[Incidentally, I cannot take credit for this brilliant formulation: I lifted it from Clive James, another writer whose work I unjustly neglected and have been enjoying recently.]
Spurred on by the notices Banville regularly gets in one of the blogs I read on occasion, and enjoy, The Elegant Variation, I went on to investigate a few more of his books, visiting first the Revolutions trilogy (into which I failed to make sufficient inroads before the library fines prohibited further advances), and then attacking his retelling of the Faust myth, Mefisto, in the course of reading which, a strange, hypnotic compulsion drew me on to the end, despite myself. After that I went to Shroud, mostly on the strength of Banville’s own opinion on the book. Usually authors’ judgements of their own works are to be held in the utmost suspicion, but in this case I can happily report that this is, indeed, a great book.

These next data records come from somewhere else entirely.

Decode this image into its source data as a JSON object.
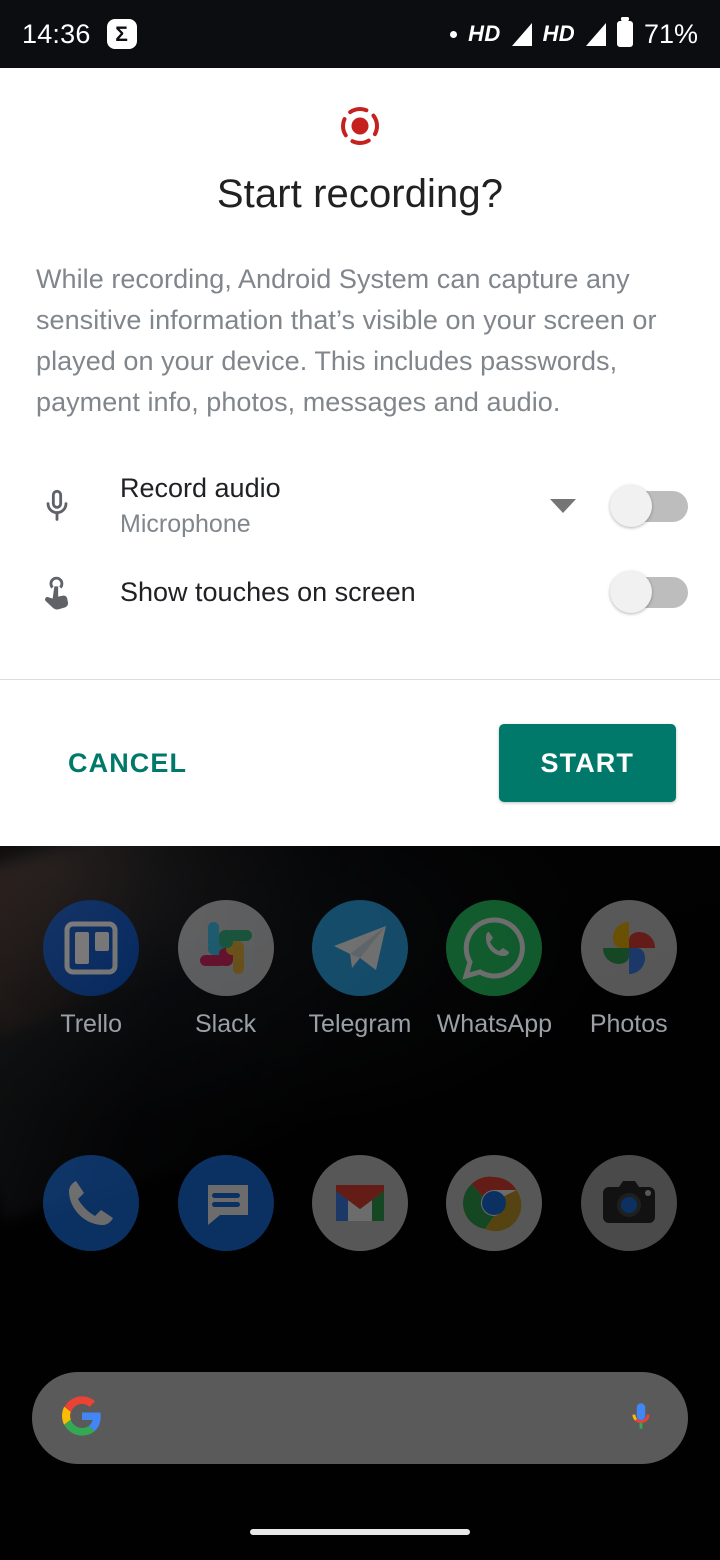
{
  "status_bar": {
    "time": "14:36",
    "notification_icon_glyph": "Σ",
    "notification_icon_name": "sigma-notification-icon",
    "indicator_dot": "•",
    "network_1_label": "HD",
    "network_2_label": "HD",
    "battery_percent": "71%",
    "background_color": "#0b0d11"
  },
  "dialog": {
    "icon_name": "screen-record-icon",
    "icon_color": "#c5221f",
    "title": "Start recording?",
    "body": "While recording, Android System can capture any sensitive information that’s visible on your screen or played on your device. This includes passwords, payment info, photos, messages and audio.",
    "options": [
      {
        "icon_name": "microphone-icon",
        "title": "Record audio",
        "subtitle": "Microphone",
        "has_dropdown": true,
        "dropdown_icon_name": "caret-down-icon",
        "toggle_state": "off"
      },
      {
        "icon_name": "touch-pointer-icon",
        "title": "Show touches on screen",
        "subtitle": "",
        "has_dropdown": false,
        "dropdown_icon_name": "",
        "toggle_state": "off"
      }
    ],
    "actions": {
      "cancel_label": "CANCEL",
      "start_label": "START",
      "accent_color": "#00796b"
    }
  },
  "home_screen": {
    "app_rows": [
      [
        {
          "label": "Trello",
          "icon_name": "trello-icon"
        },
        {
          "label": "Slack",
          "icon_name": "slack-icon"
        },
        {
          "label": "Telegram",
          "icon_name": "telegram-icon"
        },
        {
          "label": "WhatsApp",
          "icon_name": "whatsapp-icon"
        },
        {
          "label": "Photos",
          "icon_name": "google-photos-icon"
        }
      ],
      [
        {
          "label": "",
          "icon_name": "phone-icon"
        },
        {
          "label": "",
          "icon_name": "messages-icon"
        },
        {
          "label": "",
          "icon_name": "gmail-icon"
        },
        {
          "label": "",
          "icon_name": "chrome-icon"
        },
        {
          "label": "",
          "icon_name": "camera-icon"
        }
      ]
    ],
    "search": {
      "placeholder": "",
      "value": "",
      "logo_icon_name": "google-g-icon",
      "voice_icon_name": "microphone-voice-icon"
    },
    "nav_gesture_name": "home-gesture-pill"
  }
}
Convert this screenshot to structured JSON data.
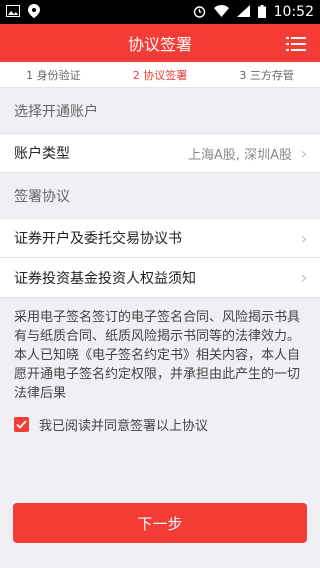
{
  "status_bar": {
    "time": "10:52",
    "icons": [
      "image-icon",
      "location-icon",
      "alarm-icon",
      "wifi-icon",
      "signal-icon",
      "battery-icon"
    ]
  },
  "nav": {
    "title": "协议签署",
    "menu_icon": "list-menu-icon"
  },
  "steps": [
    {
      "label": "1 身份验证",
      "active": false
    },
    {
      "label": "2 协议签署",
      "active": true
    },
    {
      "label": "3 三方存管",
      "active": false
    }
  ],
  "section_account": {
    "label": "选择开通账户",
    "account_type_label": "账户类型",
    "account_type_value": "上海A股, 深圳A股"
  },
  "section_protocol": {
    "label": "签署协议",
    "items": [
      {
        "label": "证券开户及委托交易协议书"
      },
      {
        "label": "证券投资基金投资人权益须知"
      }
    ]
  },
  "notice_text": "采用电子签名签订的电子签名合同、风险揭示书具有与纸质合同、纸质风险揭示书同等的法律效力。本人已知晓《电子签名约定书》相关内容，本人自愿开通电子签名约定权限，并承担由此产生的一切法律后果",
  "agree": {
    "checked": true,
    "label": "我已阅读并同意签署以上协议"
  },
  "next_button": "下一步",
  "colors": {
    "accent": "#f23c35",
    "background": "#efeff4"
  }
}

Whether Shroud is some kind of roman à clef – it isn’t, really – and who might be the targets of Banville’s opprobrium, I am by no means equipped to judge; nor am I particularly interested. Is it worth remarking the fact that Louis Althusser and Paul de Man, those bogeymen of mauvaise foi, exemplary livers of lives at odds with their intellectual convictions (or those associated with them by their followers), are both mentioned in the acknowledgements, since Banville reframed episodes from their writing to flesh out the persona of his novel’s narrator, Axel Vander? Persona is a word that recurs in this novel: for where does a person begin and end if not with masks: the veteran actor of the Attic drama whose mask is ‘more like his face than his face is’; Harlequin’s mask; the executioner’s mask?

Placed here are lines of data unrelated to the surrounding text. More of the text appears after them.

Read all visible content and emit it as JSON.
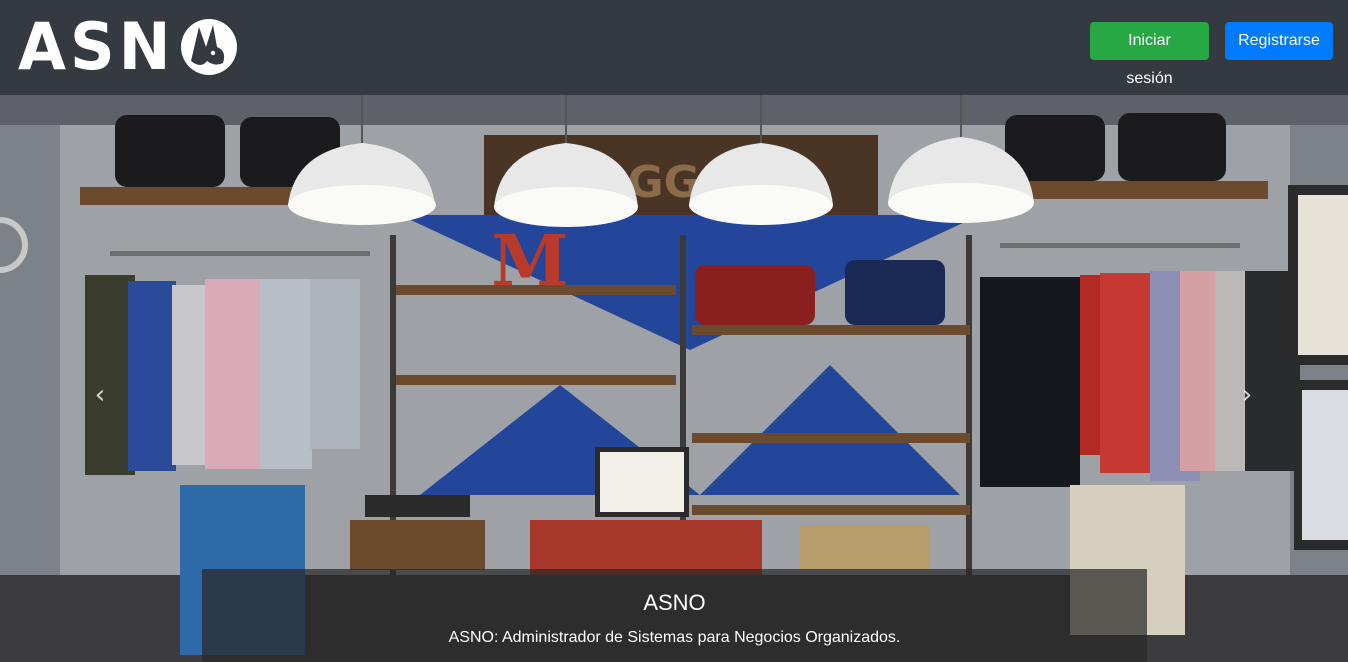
{
  "brand": {
    "logo_text": "ASN",
    "logo_mark": "donkey-head-icon"
  },
  "nav": {
    "login_label": "Iniciar sesión",
    "register_label": "Registrarse"
  },
  "carousel": {
    "prev_icon": "chevron-left-icon",
    "next_icon": "chevron-right-icon",
    "slide": {
      "title": "ASNO",
      "text": "ASNO: Administrador de Sistemas para Negocios Organizados."
    }
  },
  "scene": {
    "sign_text": "BAGGAGE",
    "shelf_letter": "M"
  },
  "colors": {
    "navbar": "#343a40",
    "login": "#28a745",
    "register": "#007bff"
  }
}
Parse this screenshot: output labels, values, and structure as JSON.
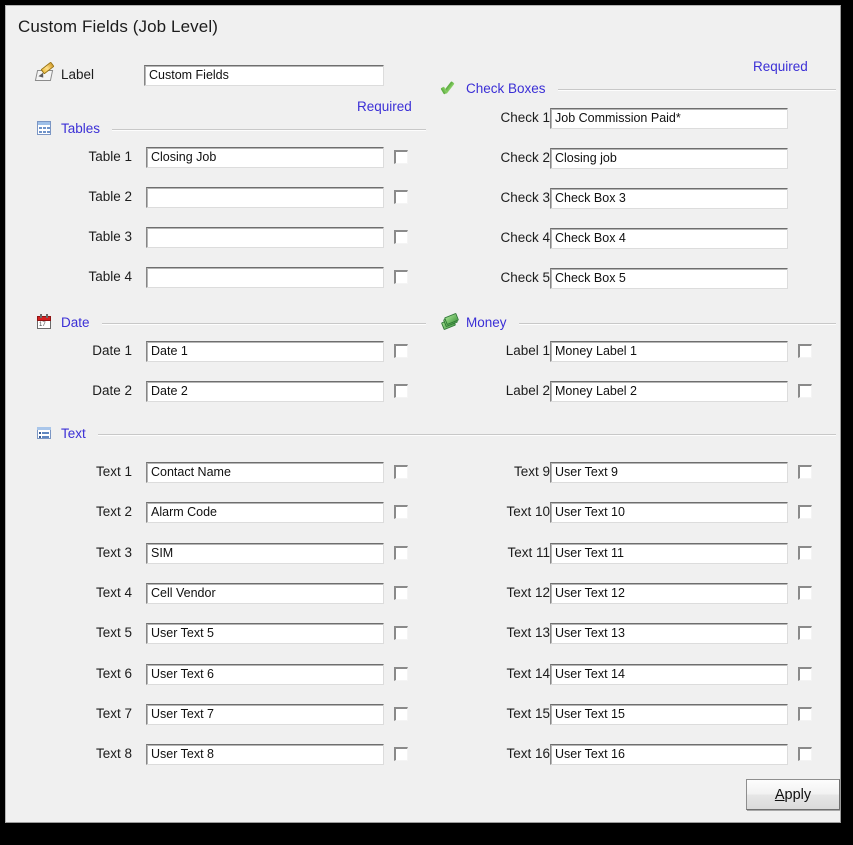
{
  "window": {
    "title": "Custom Fields (Job Level)",
    "background_color": "#f0f0f0",
    "accent_color": "#3b2fd6"
  },
  "required_labels": {
    "top_right": "Required",
    "top_left": "Required"
  },
  "label_section": {
    "icon": "label-pencil-icon",
    "heading": "Label",
    "field": {
      "row_label": "Label",
      "value": "Custom Fields"
    }
  },
  "tables_section": {
    "icon": "table-grid-icon",
    "heading": "Tables",
    "rows": [
      {
        "label": "Table 1",
        "value": "Closing Job",
        "checked": false
      },
      {
        "label": "Table 2",
        "value": "",
        "checked": false
      },
      {
        "label": "Table 3",
        "value": "",
        "checked": false
      },
      {
        "label": "Table 4",
        "value": "",
        "checked": false
      }
    ]
  },
  "checkboxes_section": {
    "icon": "green-check-icon",
    "heading": "Check Boxes",
    "rows": [
      {
        "label": "Check 1",
        "value": "Job Commission Paid*"
      },
      {
        "label": "Check 2",
        "value": "Closing job"
      },
      {
        "label": "Check 3",
        "value": "Check Box 3"
      },
      {
        "label": "Check 4",
        "value": "Check Box 4"
      },
      {
        "label": "Check 5",
        "value": "Check Box 5"
      }
    ]
  },
  "date_section": {
    "icon": "calendar-icon",
    "heading": "Date",
    "rows": [
      {
        "label": "Date 1",
        "value": "Date 1",
        "checked": false
      },
      {
        "label": "Date 2",
        "value": "Date 2",
        "checked": false
      }
    ]
  },
  "money_section": {
    "icon": "money-icon",
    "heading": "Money",
    "rows": [
      {
        "label": "Label 1",
        "value": "Money Label 1",
        "checked": false
      },
      {
        "label": "Label 2",
        "value": "Money Label 2",
        "checked": false
      }
    ]
  },
  "text_section": {
    "icon": "text-list-icon",
    "heading": "Text",
    "left_rows": [
      {
        "label": "Text 1",
        "value": "Contact Name",
        "checked": false
      },
      {
        "label": "Text 2",
        "value": "Alarm Code",
        "checked": false
      },
      {
        "label": "Text 3",
        "value": "SIM",
        "checked": false
      },
      {
        "label": "Text 4",
        "value": "Cell Vendor",
        "checked": false
      },
      {
        "label": "Text 5",
        "value": "User Text 5",
        "checked": false
      },
      {
        "label": "Text 6",
        "value": "User Text 6",
        "checked": false
      },
      {
        "label": "Text 7",
        "value": "User Text 7",
        "checked": false
      },
      {
        "label": "Text 8",
        "value": "User Text 8",
        "checked": false
      }
    ],
    "right_rows": [
      {
        "label": "Text 9",
        "value": "User Text 9",
        "checked": false
      },
      {
        "label": "Text 10",
        "value": "User Text 10",
        "checked": false
      },
      {
        "label": "Text 11",
        "value": "User Text 11",
        "checked": false
      },
      {
        "label": "Text 12",
        "value": "User Text 12",
        "checked": false
      },
      {
        "label": "Text 13",
        "value": "User Text 13",
        "checked": false
      },
      {
        "label": "Text 14",
        "value": "User Text 14",
        "checked": false
      },
      {
        "label": "Text 15",
        "value": "User Text 15",
        "checked": false
      },
      {
        "label": "Text 16",
        "value": "User Text 16",
        "checked": false
      }
    ]
  },
  "footer": {
    "apply_button": {
      "accel": "A",
      "rest": "pply"
    }
  }
}
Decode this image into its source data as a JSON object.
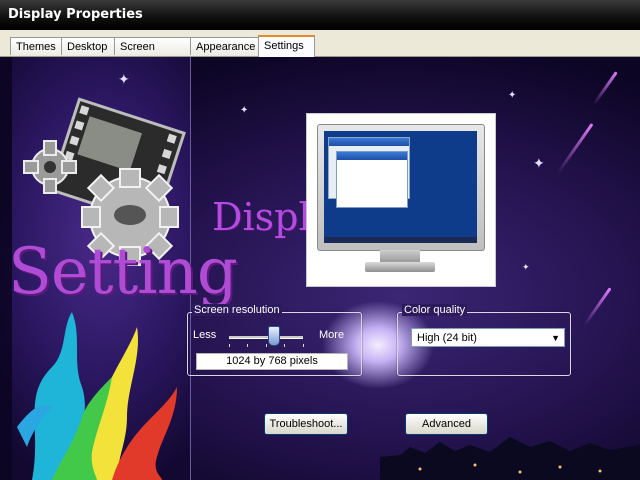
{
  "window": {
    "title": "Display Properties"
  },
  "tabs": [
    {
      "label": "Themes",
      "active": false
    },
    {
      "label": "Desktop",
      "active": false
    },
    {
      "label": "Screen Saver",
      "active": false
    },
    {
      "label": "Appearance",
      "active": false
    },
    {
      "label": "Settings",
      "active": true
    }
  ],
  "wallpaper": {
    "word_setting": "Setting",
    "word_display": "Displ"
  },
  "screen_resolution": {
    "group_label": "Screen resolution",
    "less_label": "Less",
    "more_label": "More",
    "value_text": "1024 by 768 pixels",
    "slider_level": 0.6
  },
  "color_quality": {
    "group_label": "Color quality",
    "selected": "High (24 bit)"
  },
  "buttons": {
    "troubleshoot": "Troubleshoot...",
    "advanced": "Advanced"
  },
  "colors": {
    "title_bar": "#111111",
    "accent_purple": "#b04bd6",
    "tab_highlight": "#e68b2c"
  }
}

‘Man and mask are one.’
The main setting of the novel is Turin, a town that resonates with legends: there is the famously fraudulent Shroud, which reveals an imprint, on the winding sheet that serves to wrap or conceal a body, of the image of a real body – a work of art, perhaps; and of Nietzsche, who spent his last, crazed days there.
What sets the narrative in motion is the receipt of a letter, which threatens to bring down the carefully constructed edifice of the self Vander presents to the world:

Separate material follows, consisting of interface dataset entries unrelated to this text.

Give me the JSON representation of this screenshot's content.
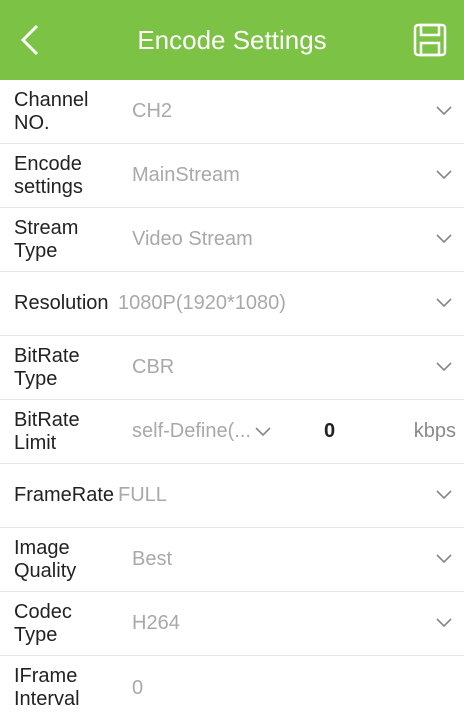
{
  "header": {
    "title": "Encode Settings"
  },
  "colors": {
    "header_bg": "#7cc244",
    "label": "#222222",
    "value": "#a9a9a9"
  },
  "settings": {
    "channel_no": {
      "label": "Channel NO.",
      "value": "CH2"
    },
    "encode_settings": {
      "label": "Encode settings",
      "value": "MainStream"
    },
    "stream_type": {
      "label": "Stream Type",
      "value": "Video Stream"
    },
    "resolution": {
      "label": "Resolution",
      "value": "1080P(1920*1080)"
    },
    "bitrate_type": {
      "label": "BitRate Type",
      "value": "CBR"
    },
    "bitrate_limit": {
      "label": "BitRate Limit",
      "value": "self-Define(...",
      "number": "0",
      "unit": "kbps"
    },
    "framerate": {
      "label": "FrameRate",
      "value": "FULL"
    },
    "image_quality": {
      "label": "Image Quality",
      "value": "Best"
    },
    "codec_type": {
      "label": "Codec Type",
      "value": "H264"
    },
    "iframe_interval": {
      "label": "IFrame Interval",
      "value": "0"
    }
  }
}
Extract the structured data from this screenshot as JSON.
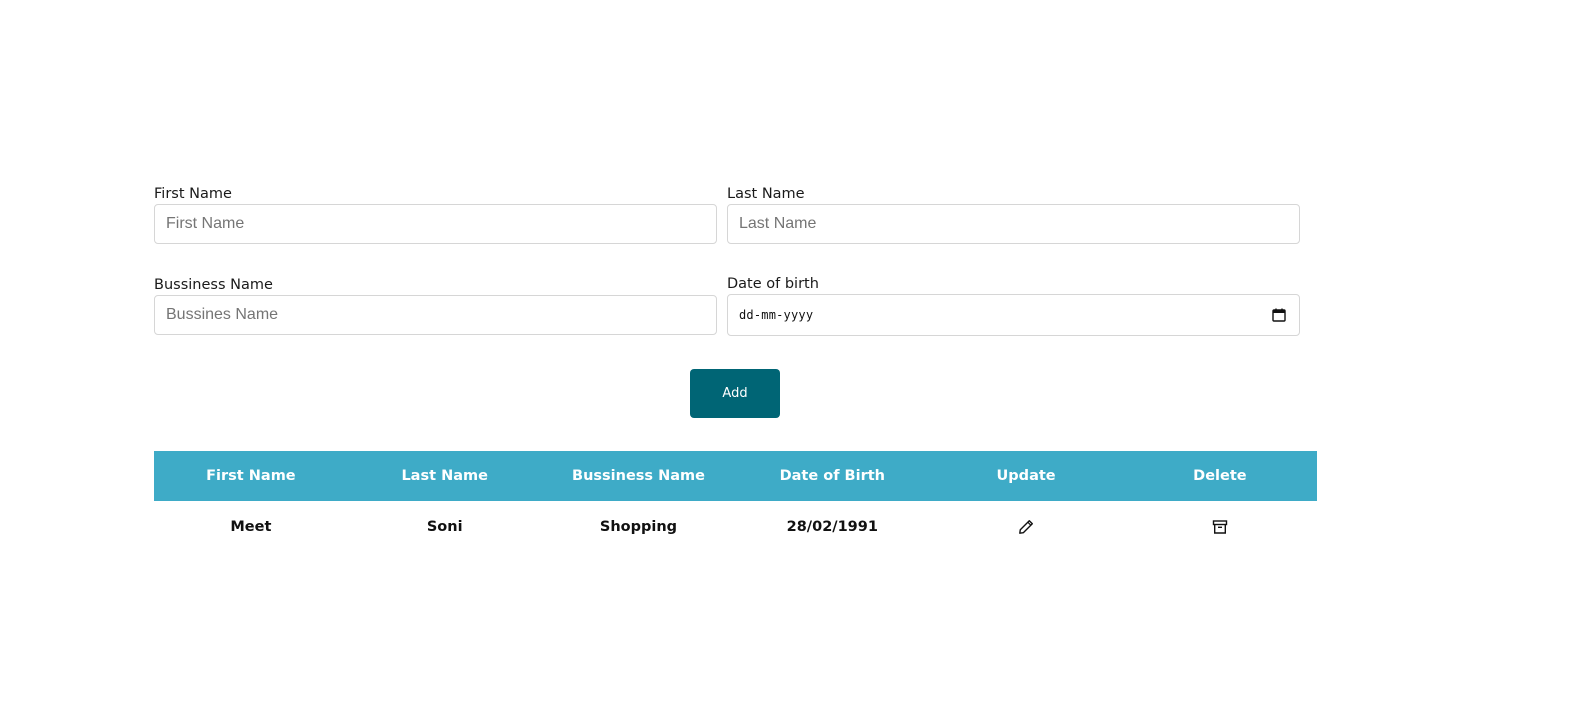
{
  "form": {
    "first_name": {
      "label": "First Name",
      "placeholder": "First Name",
      "value": ""
    },
    "last_name": {
      "label": "Last Name",
      "placeholder": "Last Name",
      "value": ""
    },
    "business_name": {
      "label": "Bussiness Name",
      "placeholder": "Bussines Name",
      "value": ""
    },
    "date_of_birth": {
      "label": "Date of birth",
      "placeholder": "dd-mm-yyyy",
      "icon": "calendar-icon"
    },
    "add_label": "Add"
  },
  "table": {
    "headers": [
      "First Name",
      "Last Name",
      "Bussiness Name",
      "Date of Birth",
      "Update",
      "Delete"
    ],
    "rows": [
      {
        "first_name": "Meet",
        "last_name": "Soni",
        "business_name": "Shopping",
        "date_of_birth": "28/02/1991",
        "update_icon": "pencil-icon",
        "delete_icon": "archive-icon"
      }
    ]
  },
  "colors": {
    "button_bg": "#006575",
    "header_bg": "#3eabc7",
    "header_text": "#ffffff"
  }
}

Now I was cloven in two more thoroughly than ever, I who was always more than myself. On the one side there was the I I had been before the letter arrived, and now there was this new I, a singular capital standing at a tilt to all the known things that had suddenly become unfamiliar.The I on the page always is more than itself: ‘the I I had been’, doubling the vertical stroke, setting the I of the enunciation apart from the enunciated I; and then I, the operation of italicization defamiliarizing, setting the letter at odds with its upright counterparts.
Later Vander will describe the sensation of having left something behind, when, looking back to where one has been sitting, one imagines to see an obscene replica of oneself, ‘a limp, life-sized marionette, hands hanging and jointed limbs all awry, grinning woodenly at the ceiling’.
Cass Cleave, the writer of the letter, is in the thrall of the mysterious Mandelbaum syndrome, which condemns the sufferer to perceive byzantine patterns in the fabric of reality, to be constantly on the alert to the strangeness of how things ‘strike echoes everywhere’:
In her version of the world everything was connected; she could trace the dissolution of empires to the bending of a blade of grass, with herself as the fulcrum of the process. All things attended her.This is very like the madness of the artist. Vander jokingly proposes that Cass write his biography: ‘You could write it in the first person […] Pretend that you are me. I give you full permission.’ But she comes to believe that her role is ‘simply [to] perform the rites in the way that was required.’ The solution to the mystery is not something she is able to pry into; she is content merely to perform, to voice the catechism, to prophesy without understanding or being understood, like Cassandra.
Banville has Vander sprinkle his prose with moments of precarious self-disclosure reminiscent of Nabokov’s best delusionally knowing narrators, like this, a suitably twentieth-century updating of the elegiac paraclausithyron topos:
Yes, you, my most assiduous reader, will recognise the moment and its image, for I have employed it in many contexts, as a mocking emblem of the human condition: two people standing on either side of a locked door, one shut out and the other listening from inside, each trying to divine the other’s identity and intentions.‘Professor Vander’, insinuates Bartoli, a Clare Quilty to Vander’s Humbert Humbert, ‘holds that every text conceals a shameful secret, the hidden understains left behind by the author in his necessarily bad faith, and which it is the critic’s task to nose out.’
This is a book about bad faith, and the ways language conspires against us to thwart our attempts at self-disclosure. Writing in the confessional mode is especially subject to this bad faith, because there is, ‘in the very act of confession, an obscene self-congratulation for the virtue required to see your mistake and own up to it’, writes Tobias Wolff. There is a double intention behind every utterance, to withdraw even as we set forth, to conceal even as we reveal. And at the centre of it all is the masked figure of Harlequin, whose obscene laughter mocks our every attempt to fix our self in its essence.